Publius

Publius

Is a government that can shut down preferable to one that can’t?

In the midst of the current US government shutdown, both sides of politics have seemingly forgotten that the founding document on the nation was born in compromise. EPA/Shawn Thew

How worried should we be that the government of the world’s largest economy, military, and democracy has shut down? Let me suggest two responses: 1) worried and 2) reassured.

Reasons to be worried

Compromise is the art of democratic politics. Governments that can’t do it are either tyrannies or dysfunctional.

The capacity for compromise was a hallmark of the Constitutional Convention at Philadelphia (May-September 1787). Small states, like Rhode Island, were concerned the new system would institutionalise large state power. New York would get to call the shots.

The impasse almost prevented the United States’ birth. The solution was the first great compromise in American history. In the Senate, small states got the same amount of power as the large: New York and Rhode Island both got two senators each. Large states, though they had to cede power in the Senate, got the loudest voice in the House. States have representatives proportional to their populations.

The US Constitution was thus born in compromise. It is a fact that both sides, particularly Republicans (though Obama will hardly go down in history as the compromiser-in-chief), seem determined to forget. Instead, rigidity of position is privileged over flexibility. Ideological purity is prized more highly than empathy with opponents.

Few democratic governments can long survive on this basis. They become sclerotic or they are invaded by more efficiently autocratic neighbours – yet again, America’s geography will preclude this fate.

What must China think? A government shutdown is a gift to Communist Party propagandists. “Look at how America squanders its wealth and prestige for the sake of an illusion of democratic competition.” The people of Iraq, Egypt, Greece – they seek stability in government which American politicians seem so keen to avoid. In Athens, they see a polity in America that can pay it workers and chooses not to.

How is America any longer a model for aspiring democratic peoples? “Be like us and your social security checks will stop and your museums close.” America the exemplar?

Economists see a growing national debt and a political class prepared to play games with it. Foreign capitals will embrace not more democracy but more technocracy. The European Union, an experiment in insulating decision-making from the popular passions, will feel vindicated.

The foregoing have formed much of the media hand-wringing since the US government shutdown.

There are alternative responses, however.

Reasons to feel assured

Have we become so dependent on government that the thought of its shutting down horrifies us? Why? It is an argument elements of the Republican Party are making now, but it is one with a long history in the United States.

That nation was founded not to make government the arbiter of all human affairs but to provide a framework for the expression of “unalienable rights” (“life, liberty, and the pursuit of happiness”). The Bill of Rights (the first ten amendments to the Constitution) make clear that government “shall not” restrict these rights.
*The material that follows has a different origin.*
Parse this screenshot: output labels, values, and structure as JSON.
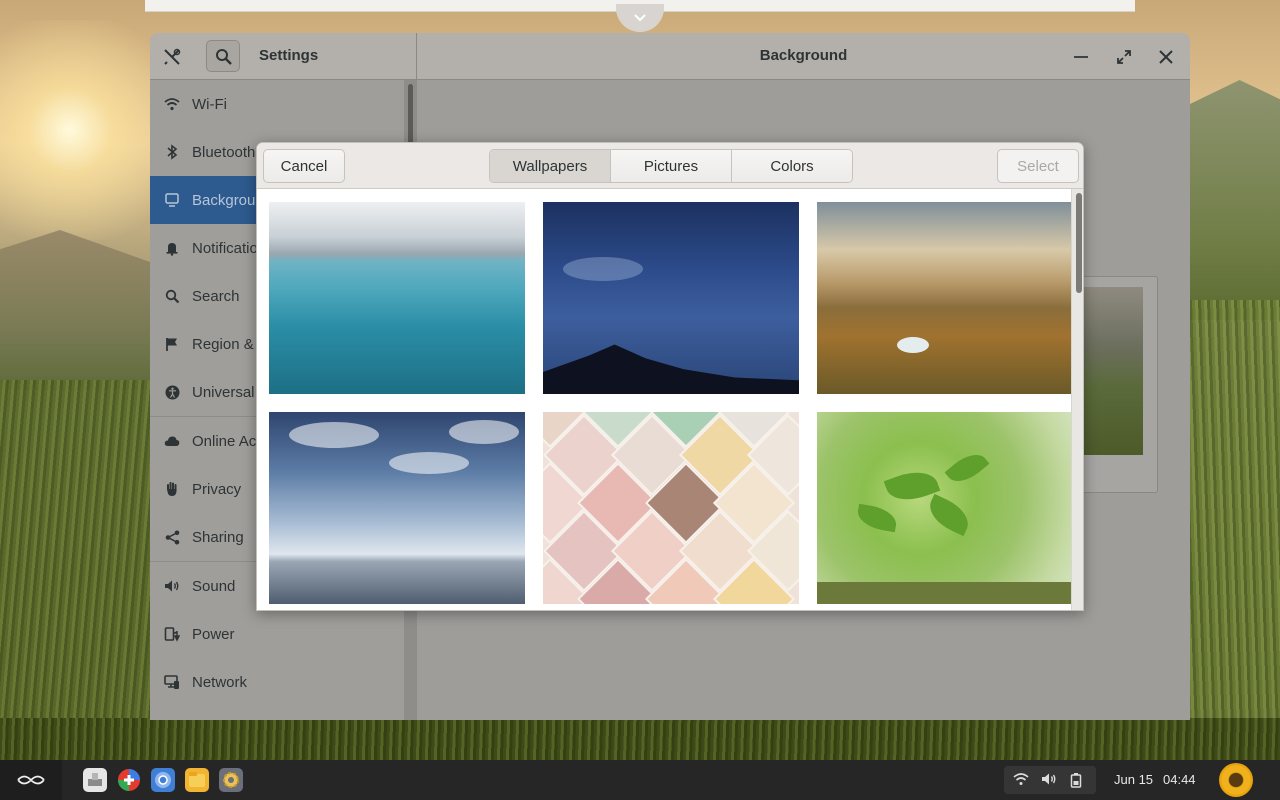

It is silent on rights it must guarantee (like healthcare).

The Second Amendment, for example, does not oblige government to enforce gun rights. Rather, it tells Congress it cannot take this right away.

So, in theory, the current shutdown does not violate the Constitution. Indeed, any shutdown suggests the government is less capable of abrogating the rights enshrined at America’s birth.

Not much of a consolation, I realise, for a national park keeper whose paycheque does not turn up. But then the US government was never meant to be the enormous employer and dispenser of patronage that it has become.

A swamp (Washington DC) was designated the capital to make it an unattractive venue for endless law-making.

If the inability to compromise depresses us, the capacity of American politics for competition should reassure us.

There is an ideological debate going on. If the word ideology is a problem for you, then think of the shut down as part of a war of ideas. Ideas: we have festivals about them.

The battle is not between do-gooders who want all poor people to have access to healthcare and evil-doers who want this to remain a privilege of the wealthy. Rather, and allowing for factionalism on both sides, Republicans see Obamacare as a proxy for the further, seemingly unstoppable, spread of federal power. If government can make you well where do limits on this power actually reside?

Obamacare is thus a debate over the appropriate relationship between citizen and state. In Australia we have a tendency to view the issue in technocratic terms. We argue over which party can deliver healthcare better.

In America, to the point of closing the government, the issue is rendered in ideological terms. There is, beneath the histrionics, as genuine a debate over the role of government as any liberal democracy is currently capable.

There is a greater danger to liberty in perpetual government than a stop-start one. Better a system that can be brought to a temporary halt by a battle of ideas than one which cannot.

A final thought: is compromise in politics only ever a virtue? If the Great Compromise of 1787 allowed for the passage of the Constitution, another, in 1850, kept slavery alive and made civil war all but inevitable.